Task prompt
Repeat each entry below exactly, omitting any picture it holds.

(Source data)
-*-

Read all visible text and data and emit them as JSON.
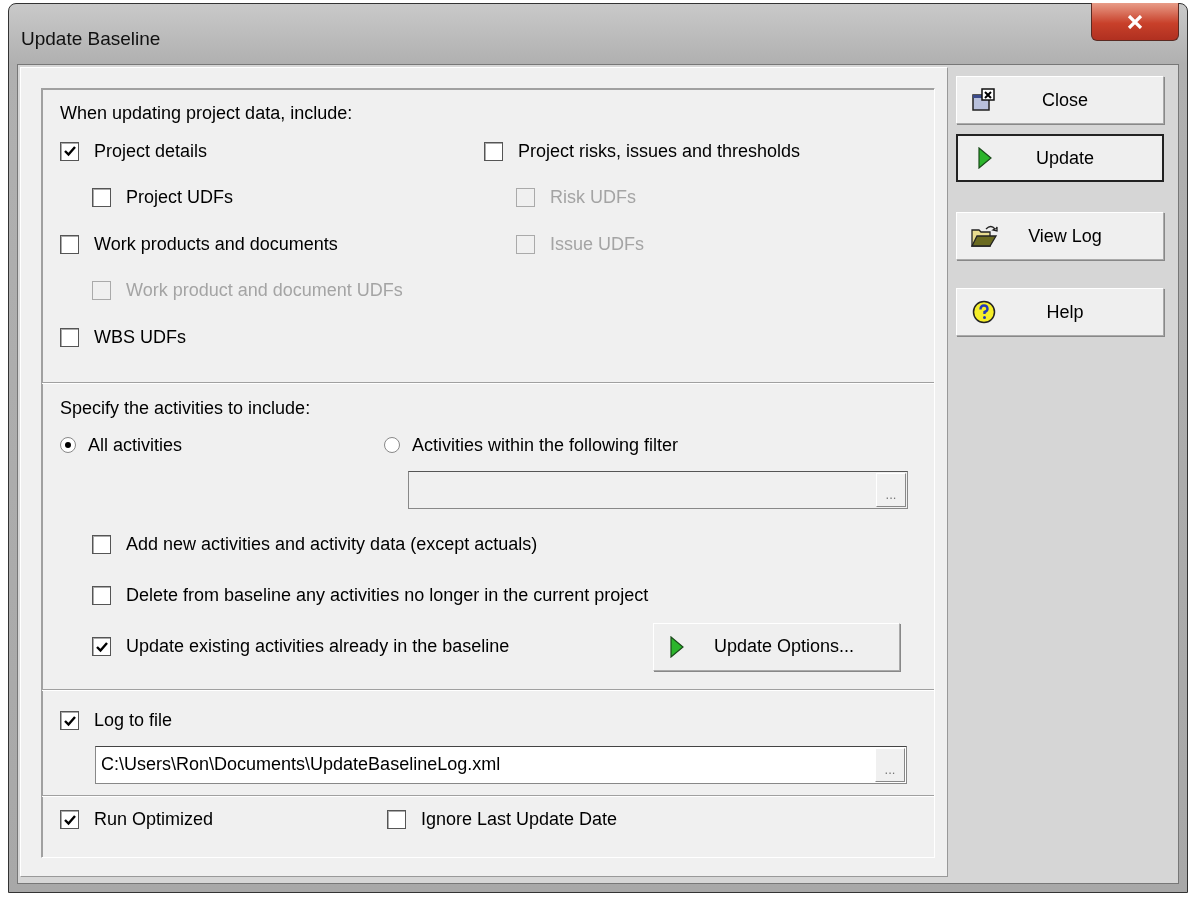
{
  "window": {
    "title": "Update Baseline"
  },
  "include": {
    "heading": "When updating project data, include:",
    "left": [
      {
        "label": "Project details",
        "checked": true,
        "disabled": false,
        "children": [
          {
            "label": "Project UDFs",
            "checked": false,
            "disabled": false
          }
        ]
      },
      {
        "label": "Work products and documents",
        "checked": false,
        "disabled": false,
        "children": [
          {
            "label": "Work product and document UDFs",
            "checked": false,
            "disabled": true
          }
        ]
      },
      {
        "label": "WBS UDFs",
        "checked": false,
        "disabled": false
      }
    ],
    "right": [
      {
        "label": "Project risks, issues and thresholds",
        "checked": false,
        "disabled": false,
        "children": [
          {
            "label": "Risk UDFs",
            "checked": false,
            "disabled": true
          },
          {
            "label": "Issue UDFs",
            "checked": false,
            "disabled": true
          }
        ]
      }
    ]
  },
  "activities": {
    "heading": "Specify the activities to include:",
    "radios": [
      {
        "label": "All activities",
        "selected": true
      },
      {
        "label": "Activities within the following filter",
        "selected": false
      }
    ],
    "filter_button": "...",
    "options": [
      {
        "label": "Add new activities and activity data (except actuals)",
        "checked": false
      },
      {
        "label": "Delete from baseline any activities no longer in the current project",
        "checked": false
      },
      {
        "label": "Update existing activities already in the baseline",
        "checked": true
      }
    ],
    "options_button": "Update Options..."
  },
  "log": {
    "label": "Log to file",
    "checked": true,
    "path": "C:\\Users\\Ron\\Documents\\UpdateBaselineLog.xml",
    "browse_button": "..."
  },
  "run": [
    {
      "label": "Run Optimized",
      "checked": true
    },
    {
      "label": "Ignore Last Update Date",
      "checked": false
    }
  ],
  "buttons": [
    {
      "label": "Close",
      "kind": "close",
      "default": false
    },
    {
      "label": "Update",
      "kind": "play",
      "default": true
    },
    {
      "label": "View Log",
      "kind": "folder",
      "default": false
    },
    {
      "label": "Help",
      "kind": "help",
      "default": false
    }
  ]
}
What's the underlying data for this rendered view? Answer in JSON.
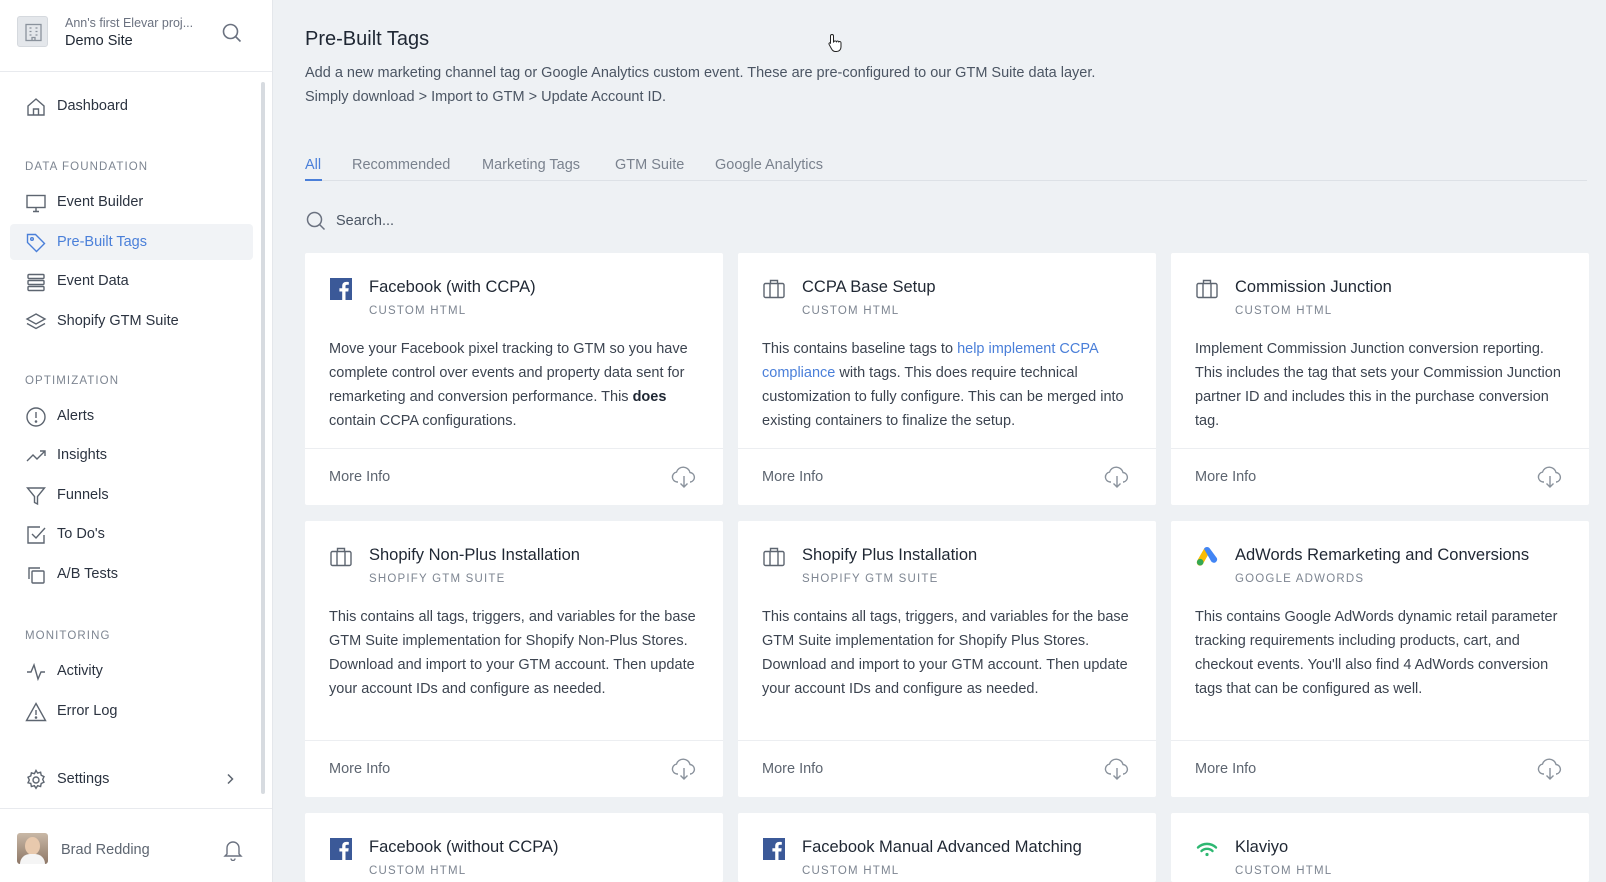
{
  "project": {
    "subtitle": "Ann's first Elevar proj...",
    "name": "Demo Site"
  },
  "nav": {
    "dashboard": "Dashboard",
    "section_data": "DATA FOUNDATION",
    "event_builder": "Event Builder",
    "prebuilt_tags": "Pre-Built Tags",
    "event_data": "Event Data",
    "shopify_gtm": "Shopify GTM Suite",
    "section_opt": "OPTIMIZATION",
    "alerts": "Alerts",
    "insights": "Insights",
    "funnels": "Funnels",
    "todos": "To Do's",
    "ab_tests": "A/B Tests",
    "section_mon": "MONITORING",
    "activity": "Activity",
    "error_log": "Error Log",
    "settings": "Settings"
  },
  "user": {
    "name": "Brad Redding"
  },
  "page": {
    "title": "Pre-Built Tags",
    "description": "Add a new marketing channel tag or Google Analytics custom event. These are pre-configured to our GTM Suite data layer. Simply download > Import to GTM > Update Account ID."
  },
  "tabs": [
    "All",
    "Recommended",
    "Marketing Tags",
    "GTM Suite",
    "Google Analytics"
  ],
  "search": {
    "placeholder": "Search..."
  },
  "more_info_label": "More Info",
  "cards": [
    {
      "icon": "facebook-icon",
      "title": "Facebook (with CCPA)",
      "type": "CUSTOM HTML",
      "desc_a": "Move your Facebook pixel tracking to GTM so you have complete control over events and property data sent for remarketing and conversion performance. This ",
      "desc_bold": "does",
      "desc_b": " contain CCPA configurations."
    },
    {
      "icon": "briefcase-icon",
      "title": "CCPA Base Setup",
      "type": "CUSTOM HTML",
      "desc_a": "This contains baseline tags to ",
      "desc_link": "help implement CCPA compliance",
      "desc_b": " with tags. This does require technical customization to fully configure. This can be merged into existing containers to finalize the setup."
    },
    {
      "icon": "briefcase-icon",
      "title": "Commission Junction",
      "type": "CUSTOM HTML",
      "desc": "Implement Commission Junction conversion reporting. This includes the tag that sets your Commission Junction partner ID and includes this in the purchase conversion tag."
    },
    {
      "icon": "briefcase-icon",
      "title": "Shopify Non-Plus Installation",
      "type": "SHOPIFY GTM SUITE",
      "desc": "This contains all tags, triggers, and variables for the base GTM Suite implementation for Shopify Non-Plus Stores. Download and import to your GTM account. Then update your account IDs and configure as needed."
    },
    {
      "icon": "briefcase-icon",
      "title": "Shopify Plus Installation",
      "type": "SHOPIFY GTM SUITE",
      "desc": "This contains all tags, triggers, and variables for the base GTM Suite implementation for Shopify Plus Stores. Download and import to your GTM account. Then update your account IDs and configure as needed."
    },
    {
      "icon": "google-ads-icon",
      "title": "AdWords Remarketing and Conversions",
      "type": "GOOGLE ADWORDS",
      "desc": "This contains Google AdWords dynamic retail parameter tracking requirements including products, cart, and checkout events. You'll also find 4 AdWords conversion tags that can be configured as well."
    },
    {
      "icon": "facebook-icon",
      "title": "Facebook (without CCPA)",
      "type": "CUSTOM HTML"
    },
    {
      "icon": "facebook-icon",
      "title": "Facebook Manual Advanced Matching",
      "type": "CUSTOM HTML"
    },
    {
      "icon": "klaviyo-icon",
      "title": "Klaviyo",
      "type": "CUSTOM HTML"
    }
  ],
  "colors": {
    "accent": "#4a7fd9",
    "facebook": "#3b5998",
    "klaviyo": "#2eb872",
    "google_blue": "#4285f4",
    "google_yellow": "#fbbc04",
    "google_green": "#34a853"
  }
}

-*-

Expected answer
Read all visible text and data and emit them as JSON.
{
  "window": {
    "title": "Update Baseline"
  },
  "include": {
    "heading": "When updating project data, include:",
    "left": [
      {
        "label": "Project details",
        "checked": true,
        "disabled": false,
        "children": [
          {
            "label": "Project UDFs",
            "checked": false,
            "disabled": false
          }
        ]
      },
      {
        "label": "Work products and documents",
        "checked": false,
        "disabled": false,
        "children": [
          {
            "label": "Work product and document UDFs",
            "checked": false,
            "disabled": true
          }
        ]
      },
      {
        "label": "WBS UDFs",
        "checked": false,
        "disabled": false
      }
    ],
    "right": [
      {
        "label": "Project risks, issues and thresholds",
        "checked": false,
        "disabled": false,
        "children": [
          {
            "label": "Risk UDFs",
            "checked": false,
            "disabled": true
          },
          {
            "label": "Issue UDFs",
            "checked": false,
            "disabled": true
          }
        ]
      }
    ]
  },
  "activities": {
    "heading": "Specify the activities to include:",
    "radios": [
      {
        "label": "All activities",
        "selected": true
      },
      {
        "label": "Activities within the following filter",
        "selected": false
      }
    ],
    "filter_button": "...",
    "options": [
      {
        "label": "Add new activities and activity data (except actuals)",
        "checked": false
      },
      {
        "label": "Delete from baseline any activities no longer in the current project",
        "checked": false
      },
      {
        "label": "Update existing activities already in the baseline",
        "checked": true
      }
    ],
    "options_button": "Update Options..."
  },
  "log": {
    "label": "Log to file",
    "checked": true,
    "path": "C:\\Users\\Ron\\Documents\\UpdateBaselineLog.xml",
    "browse_button": "..."
  },
  "run": [
    {
      "label": "Run Optimized",
      "checked": true
    },
    {
      "label": "Ignore Last Update Date",
      "checked": false
    }
  ],
  "buttons": [
    {
      "label": "Close",
      "kind": "close",
      "default": false
    },
    {
      "label": "Update",
      "kind": "play",
      "default": true
    },
    {
      "label": "View Log",
      "kind": "folder",
      "default": false
    },
    {
      "label": "Help",
      "kind": "help",
      "default": false
    }
  ]
}
What's the underlying data for this rendered view? Answer in JSON.
{
  "project": {
    "subtitle": "Ann's first Elevar proj...",
    "name": "Demo Site"
  },
  "nav": {
    "dashboard": "Dashboard",
    "section_data": "DATA FOUNDATION",
    "event_builder": "Event Builder",
    "prebuilt_tags": "Pre-Built Tags",
    "event_data": "Event Data",
    "shopify_gtm": "Shopify GTM Suite",
    "section_opt": "OPTIMIZATION",
    "alerts": "Alerts",
    "insights": "Insights",
    "funnels": "Funnels",
    "todos": "To Do's",
    "ab_tests": "A/B Tests",
    "section_mon": "MONITORING",
    "activity": "Activity",
    "error_log": "Error Log",
    "settings": "Settings"
  },
  "user": {
    "name": "Brad Redding"
  },
  "page": {
    "title": "Pre-Built Tags",
    "description": "Add a new marketing channel tag or Google Analytics custom event. These are pre-configured to our GTM Suite data layer. Simply download > Import to GTM > Update Account ID."
  },
  "tabs": [
    "All",
    "Recommended",
    "Marketing Tags",
    "GTM Suite",
    "Google Analytics"
  ],
  "search": {
    "placeholder": "Search..."
  },
  "more_info_label": "More Info",
  "cards": [
    {
      "icon": "facebook-icon",
      "title": "Facebook (with CCPA)",
      "type": "CUSTOM HTML",
      "desc_a": "Move your Facebook pixel tracking to GTM so you have complete control over events and property data sent for remarketing and conversion performance. This ",
      "desc_bold": "does",
      "desc_b": " contain CCPA configurations."
    },
    {
      "icon": "briefcase-icon",
      "title": "CCPA Base Setup",
      "type": "CUSTOM HTML",
      "desc_a": "This contains baseline tags to ",
      "desc_link": "help implement CCPA compliance",
      "desc_b": " with tags. This does require technical customization to fully configure. This can be merged into existing containers to finalize the setup."
    },
    {
      "icon": "briefcase-icon",
      "title": "Commission Junction",
      "type": "CUSTOM HTML",
      "desc": "Implement Commission Junction conversion reporting. This includes the tag that sets your Commission Junction partner ID and includes this in the purchase conversion tag."
    },
    {
      "icon": "briefcase-icon",
      "title": "Shopify Non-Plus Installation",
      "type": "SHOPIFY GTM SUITE",
      "desc": "This contains all tags, triggers, and variables for the base GTM Suite implementation for Shopify Non-Plus Stores. Download and import to your GTM account. Then update your account IDs and configure as needed."
    },
    {
      "icon": "briefcase-icon",
      "title": "Shopify Plus Installation",
      "type": "SHOPIFY GTM SUITE",
      "desc": "This contains all tags, triggers, and variables for the base GTM Suite implementation for Shopify Plus Stores. Download and import to your GTM account. Then update your account IDs and configure as needed."
    },
    {
      "icon": "google-ads-icon",
      "title": "AdWords Remarketing and Conversions",
      "type": "GOOGLE ADWORDS",
      "desc": "This contains Google AdWords dynamic retail parameter tracking requirements including products, cart, and checkout events. You'll also find 4 AdWords conversion tags that can be configured as well."
    },
    {
      "icon": "facebook-icon",
      "title": "Facebook (without CCPA)",
      "type": "CUSTOM HTML"
    },
    {
      "icon": "facebook-icon",
      "title": "Facebook Manual Advanced Matching",
      "type": "CUSTOM HTML"
    },
    {
      "icon": "klaviyo-icon",
      "title": "Klaviyo",
      "type": "CUSTOM HTML"
    }
  ],
  "colors": {
    "accent": "#4a7fd9",
    "facebook": "#3b5998",
    "klaviyo": "#2eb872",
    "google_blue": "#4285f4",
    "google_yellow": "#fbbc04",
    "google_green": "#34a853"
  }
}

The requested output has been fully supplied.